12:39 AM Fri, Sept. 21st

What you need to know about food allergies

Each year, millions of Americans have allergic reactions to food. Although most food allergies cause relatively mild and minor symptoms, some food allergies can cause severe reactions and may even be life-threatening.

There is no cure for food allergies. Strict avoidance of food allergens, as well as the early recognition and management of allergic reactions to food, is the best way to prevent serious health consequences.

To help Americans avoid the health risks posed by food allergens, Congress passed the Food Allergen Labeling and Consumer Protection Act of 2004. The law applies to all foods regulated by the U.S. Food and Drug Administration (FDA), both domestic and imported, that were labeled on or after Jan. 1, 2006. (The FDA regulates all foods except meat, poultry and certain egg products.)

Before this law, the labels of foods made from two or more ingredients were required to list all ingredients by their common, or usual, names. The names of some ingredients, however, do not clearly identify their source.

Now, the labels must clearly identify the source of all ingredients that are, or are derived from, the most common food allergens. As a result, food labels help allergic consumers to identify offending foods or ingredients so they can more easily avoid them.

While more than 160 foods can cause allergic reactions in people with food allergies, the law identifies the eight most common allergenic foods. These foods, which account for 90 percent of food allergic reactions and are the food sources from which many other ingredients are derived, are:

• Milk

• Eggs

• Fish (e.g., bass, flounder, cod)

• Crustacean shellfish (e.g., crab, lobster, shrimp)

• Tree nuts (e.g., almonds, walnuts, pecans)

• Peanuts

• Wheat

• Soybeans

Persons found to have a food allergy should learn to read labels and avoid the offending foods. They should also learn, in case of accidental ingestion, to recognize the early symptoms of an allergic reaction, and be properly educated on - and armed with - appropriate treatment measures.

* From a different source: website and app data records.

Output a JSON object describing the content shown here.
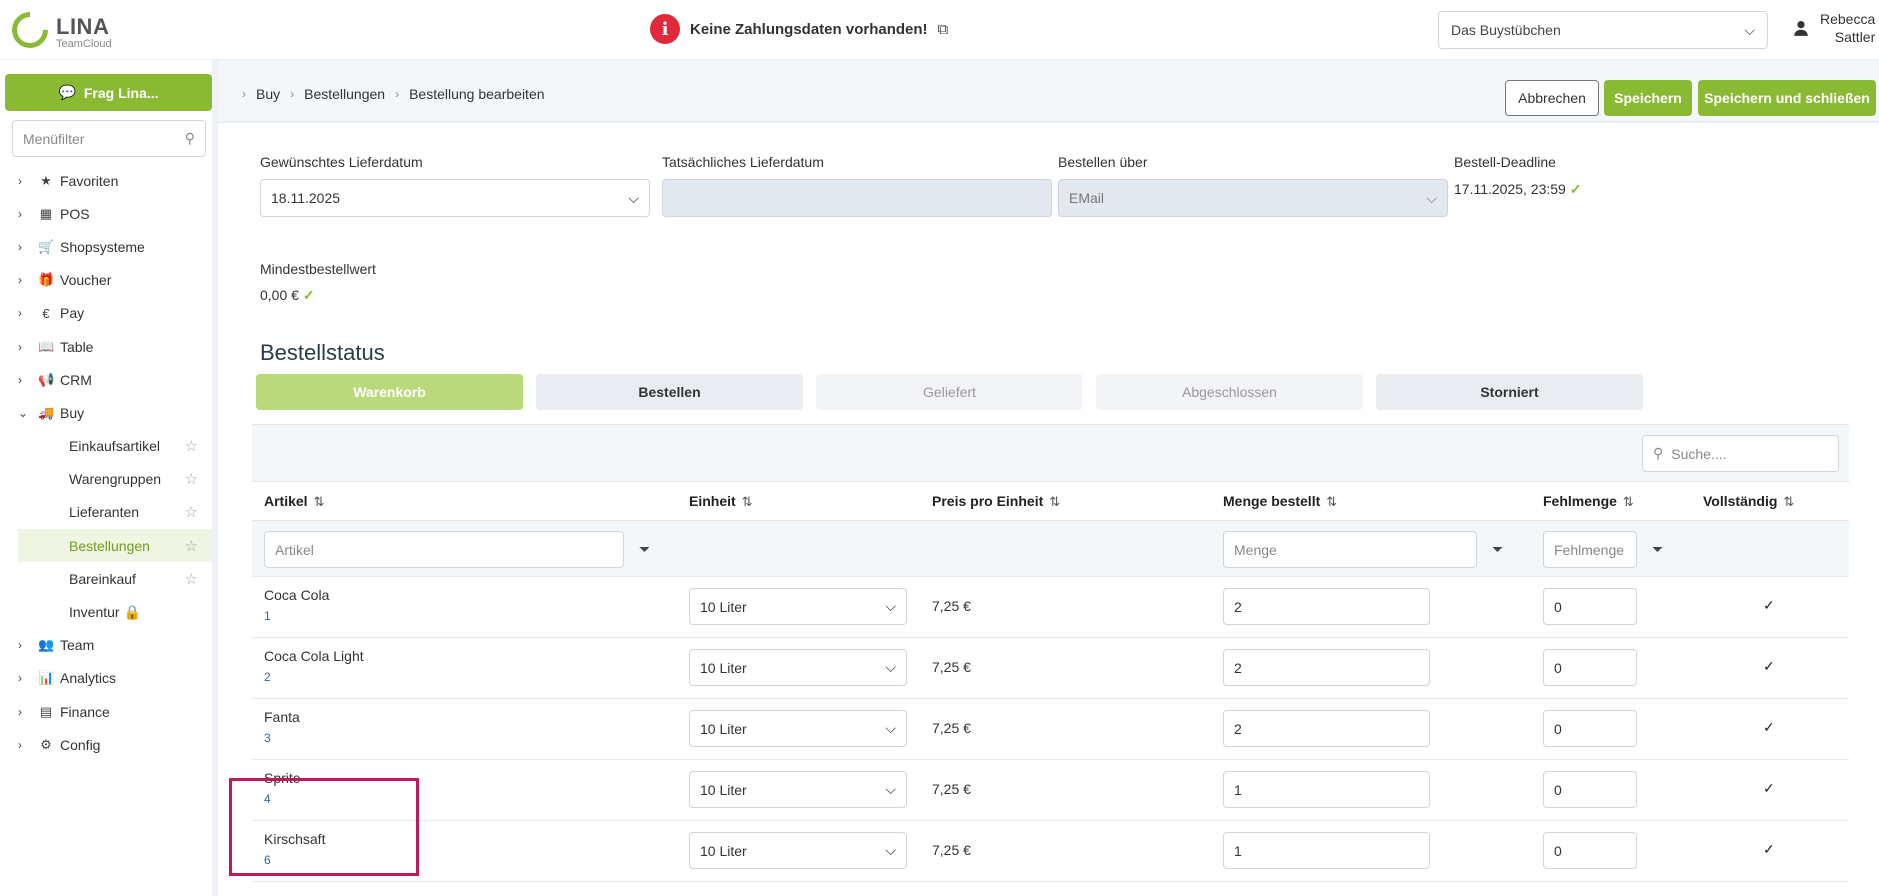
{
  "header": {
    "logo_name": "LINA",
    "logo_sub": "TeamCloud",
    "alert_text": "Keine Zahlungsdaten vorhanden!",
    "venue": "Das Buystübchen",
    "user_first": "Rebecca",
    "user_last": "Sattler"
  },
  "sidebar": {
    "ask_label": "Frag Lina...",
    "filter_placeholder": "Menüfilter",
    "items": [
      {
        "label": "Favoriten",
        "icon": "star-icon"
      },
      {
        "label": "POS",
        "icon": "register-icon"
      },
      {
        "label": "Shopsysteme",
        "icon": "cart-icon"
      },
      {
        "label": "Voucher",
        "icon": "gift-icon"
      },
      {
        "label": "Pay",
        "icon": "euro-icon"
      },
      {
        "label": "Table",
        "icon": "book-icon"
      },
      {
        "label": "CRM",
        "icon": "megaphone-icon"
      },
      {
        "label": "Buy",
        "icon": "truck-icon"
      }
    ],
    "buy_sub": [
      "Einkaufsartikel",
      "Warengruppen",
      "Lieferanten",
      "Bestellungen",
      "Bareinkauf",
      "Inventur"
    ],
    "items_after": [
      {
        "label": "Team",
        "icon": "users-icon"
      },
      {
        "label": "Analytics",
        "icon": "chart-icon"
      },
      {
        "label": "Finance",
        "icon": "calculator-icon"
      },
      {
        "label": "Config",
        "icon": "gears-icon"
      }
    ]
  },
  "toolbar": {
    "crumbs": [
      "Buy",
      "Bestellungen",
      "Bestellung bearbeiten"
    ],
    "cancel": "Abbrechen",
    "save": "Speichern",
    "save_close": "Speichern und schließen"
  },
  "form": {
    "desired_date_label": "Gewünschtes Lieferdatum",
    "desired_date": "18.11.2025",
    "actual_date_label": "Tatsächliches Lieferdatum",
    "order_via_label": "Bestellen über",
    "order_via": "EMail",
    "deadline_label": "Bestell-Deadline",
    "deadline": "17.11.2025, 23:59",
    "min_value_label": "Mindestbestellwert",
    "min_value": "0,00 €"
  },
  "status": {
    "title": "Bestellstatus",
    "tabs": [
      "Warenkorb",
      "Bestellen",
      "Geliefert",
      "Abgeschlossen",
      "Storniert"
    ]
  },
  "table": {
    "search_placeholder": "Suche....",
    "headers": [
      "Artikel",
      "Einheit",
      "Preis pro Einheit",
      "Menge bestellt",
      "Fehlmenge",
      "Vollständig"
    ],
    "filters": {
      "artikel": "Artikel",
      "menge": "Menge",
      "fehlmenge": "Fehlmenge"
    },
    "rows": [
      {
        "name": "Coca Cola",
        "num": "1",
        "unit": "10 Liter",
        "price": "7,25 €",
        "qty": "2",
        "missing": "0"
      },
      {
        "name": "Coca Cola Light",
        "num": "2",
        "unit": "10 Liter",
        "price": "7,25 €",
        "qty": "2",
        "missing": "0"
      },
      {
        "name": "Fanta",
        "num": "3",
        "unit": "10 Liter",
        "price": "7,25 €",
        "qty": "2",
        "missing": "0"
      },
      {
        "name": "Sprite",
        "num": "4",
        "unit": "10 Liter",
        "price": "7,25 €",
        "qty": "1",
        "missing": "0"
      },
      {
        "name": "Kirschsaft",
        "num": "6",
        "unit": "10 Liter",
        "price": "7,25 €",
        "qty": "1",
        "missing": "0"
      }
    ]
  },
  "colors": {
    "accent": "#8ab933",
    "alert": "#e02a3b",
    "highlight": "#c2185b"
  }
}
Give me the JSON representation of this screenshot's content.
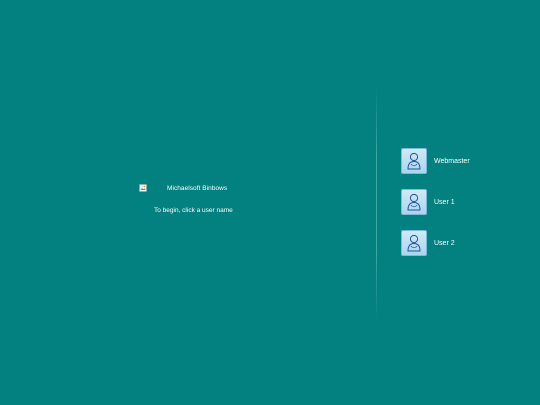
{
  "brand": {
    "name": "Michaelsoft Binbows",
    "logo_icon": "broken-image-icon"
  },
  "instruction": "To begin, click a user name",
  "users": [
    {
      "name": "Webmaster",
      "icon": "user-avatar-icon"
    },
    {
      "name": "User 1",
      "icon": "user-avatar-icon"
    },
    {
      "name": "User 2",
      "icon": "user-avatar-icon"
    }
  ],
  "colors": {
    "background": "#038080",
    "avatar_tile": "#a9d6ee",
    "avatar_outline": "#2a4f9a",
    "text": "#ffffff"
  }
}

Persons with a known food allergy who begin experiencing symptoms while, or after, eating a food should initiate treatment immediately and go to a nearby emergency room if symptoms progress.